Individual paper abstracts should be up to 500 words (excluding references). Abstracts for empirical papers should address: 1) The background and aims of the study and research questions, 2) Methodology (including participants, context, materials and data analyses), 3) Results and 4) Discussion/conclusions (including discussion of methodological challenges and implications). Conceptual and methodological contributions can follow a different structure.

Poster presentations

Poster sessions will involve 5-minute presentations of individual posters followed by an unstructured period where the audience will be invited to visit and comment on posters.

Poster abstracts should be up to 500 words (excluding references). Abstracts for empirical papers should address: 1) The background and aims of the study and research questions, 2) Methodology (including participants, context, materials and data analyses), 3) Results and 4) Discussion/conclusions (including discussion of methodological challenges and implications). Conceptual and methodological contributions can follow a different structure.

Research ‘fail’ sessions

Research ‘fail’ sessions involve oral presentations of papers that discuss research ‘fails’ – instances where research methods and designs didn’t work according to plan – and what these experiences can teach us about doing research, as well as discussions with the audience. Proposals can draw on several studies and can address, among others, aborted ideas, “near-misses”, and attempts to “turn things around”. Their emphasis can be empirical, methodological, or conceptual.

Research ‘fail’ abstracts should be up to 500 words (excluding references). Abstracts for empirical papers should address: 1) The background and aims of the study and research questions, 2) Methodology (including participants, context, materials and data analyses), 3) the nature of the research fail, and 4) Discussion/conclusions, with a focus on what the research fail can teach us about doing research. Conceptual and methodological contributions can follow a different structure but should follow the overall research fail format mentioned above.

Post-conference workshops

Post-conference workshops will provide interactive contexts for an in-depth examination, discussion and elaboration of methodological approaches. The workshops will be organized on September 11th. Each workshop should provide an in-depth introduction to a methodological approach, which can then be further explored and critically scrutinized for its potential and limitations to address key issues in research on learning and education. Workshops should also discuss the key challenges and/or pitfalls involved in the methodological approach.
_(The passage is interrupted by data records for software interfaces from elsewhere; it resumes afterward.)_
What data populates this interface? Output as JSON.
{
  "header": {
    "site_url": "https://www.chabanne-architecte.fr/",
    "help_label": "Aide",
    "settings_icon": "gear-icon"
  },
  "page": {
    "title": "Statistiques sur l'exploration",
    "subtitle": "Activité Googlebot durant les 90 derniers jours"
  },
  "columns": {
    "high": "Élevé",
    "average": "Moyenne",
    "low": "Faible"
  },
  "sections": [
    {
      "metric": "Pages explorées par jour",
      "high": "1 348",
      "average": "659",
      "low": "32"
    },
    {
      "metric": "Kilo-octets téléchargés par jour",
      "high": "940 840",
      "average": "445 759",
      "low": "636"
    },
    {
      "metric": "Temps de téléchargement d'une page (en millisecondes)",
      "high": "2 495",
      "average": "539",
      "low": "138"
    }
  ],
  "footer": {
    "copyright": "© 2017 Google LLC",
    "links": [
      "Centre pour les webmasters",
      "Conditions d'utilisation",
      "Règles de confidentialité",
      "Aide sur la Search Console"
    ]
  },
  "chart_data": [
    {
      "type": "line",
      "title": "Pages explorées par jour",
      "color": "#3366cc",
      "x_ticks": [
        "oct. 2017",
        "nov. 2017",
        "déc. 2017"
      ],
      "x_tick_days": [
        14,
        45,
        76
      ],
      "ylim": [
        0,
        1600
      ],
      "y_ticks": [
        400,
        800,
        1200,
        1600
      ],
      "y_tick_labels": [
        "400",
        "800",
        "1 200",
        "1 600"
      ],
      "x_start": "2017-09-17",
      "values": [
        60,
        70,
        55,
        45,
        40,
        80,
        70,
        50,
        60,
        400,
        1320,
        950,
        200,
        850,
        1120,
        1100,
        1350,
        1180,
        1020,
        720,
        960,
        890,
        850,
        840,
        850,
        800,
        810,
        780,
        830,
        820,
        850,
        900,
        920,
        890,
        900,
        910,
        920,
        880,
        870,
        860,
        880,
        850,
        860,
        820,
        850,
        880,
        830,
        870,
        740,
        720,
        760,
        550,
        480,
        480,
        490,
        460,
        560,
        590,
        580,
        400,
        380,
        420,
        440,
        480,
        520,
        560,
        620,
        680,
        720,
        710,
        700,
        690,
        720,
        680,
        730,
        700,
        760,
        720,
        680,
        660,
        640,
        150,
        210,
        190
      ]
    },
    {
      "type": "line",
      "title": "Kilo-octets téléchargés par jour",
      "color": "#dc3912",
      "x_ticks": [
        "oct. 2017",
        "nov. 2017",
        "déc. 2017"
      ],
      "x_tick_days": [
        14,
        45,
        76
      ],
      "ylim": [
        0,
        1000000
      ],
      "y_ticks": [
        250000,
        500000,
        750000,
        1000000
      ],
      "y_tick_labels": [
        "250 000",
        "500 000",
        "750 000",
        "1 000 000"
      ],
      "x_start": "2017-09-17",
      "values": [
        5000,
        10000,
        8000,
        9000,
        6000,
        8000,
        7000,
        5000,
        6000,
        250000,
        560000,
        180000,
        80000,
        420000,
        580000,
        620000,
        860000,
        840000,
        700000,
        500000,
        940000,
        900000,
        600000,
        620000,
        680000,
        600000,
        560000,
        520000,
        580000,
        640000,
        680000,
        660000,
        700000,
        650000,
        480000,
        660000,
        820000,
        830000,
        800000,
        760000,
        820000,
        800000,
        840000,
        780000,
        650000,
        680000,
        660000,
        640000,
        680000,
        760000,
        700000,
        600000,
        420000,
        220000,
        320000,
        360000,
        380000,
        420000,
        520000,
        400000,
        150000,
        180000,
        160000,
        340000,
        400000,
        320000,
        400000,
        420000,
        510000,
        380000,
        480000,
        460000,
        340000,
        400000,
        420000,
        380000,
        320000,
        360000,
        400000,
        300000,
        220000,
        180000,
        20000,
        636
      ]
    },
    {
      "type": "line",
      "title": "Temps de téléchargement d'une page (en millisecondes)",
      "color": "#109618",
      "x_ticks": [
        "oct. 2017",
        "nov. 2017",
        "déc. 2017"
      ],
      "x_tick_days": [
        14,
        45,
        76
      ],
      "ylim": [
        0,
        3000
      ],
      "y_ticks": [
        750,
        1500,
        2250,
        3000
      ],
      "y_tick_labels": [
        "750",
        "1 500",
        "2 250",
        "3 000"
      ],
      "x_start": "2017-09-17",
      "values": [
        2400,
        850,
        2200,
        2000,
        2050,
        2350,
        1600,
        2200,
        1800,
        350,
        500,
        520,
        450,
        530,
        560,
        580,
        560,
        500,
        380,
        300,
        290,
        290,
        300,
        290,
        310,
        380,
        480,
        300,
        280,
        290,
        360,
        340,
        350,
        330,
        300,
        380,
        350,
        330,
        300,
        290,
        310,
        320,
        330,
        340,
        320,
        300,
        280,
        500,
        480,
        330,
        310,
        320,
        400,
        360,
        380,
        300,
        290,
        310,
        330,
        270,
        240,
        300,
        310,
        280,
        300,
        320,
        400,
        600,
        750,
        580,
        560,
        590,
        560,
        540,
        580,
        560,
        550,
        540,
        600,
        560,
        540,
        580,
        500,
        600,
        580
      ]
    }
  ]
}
Workshop proposals should be submitted through the submission system.

Proposals for workshops should be up to 500 words (excluding references). They should contain: 1) the topic of the workshop, 2) a rationale for why the method or methodology covered is important, 3) the workshop objectives, 4) a description of the activities planned for the workshop, 5) the contribution expected from the participants, 6) possible outcomes.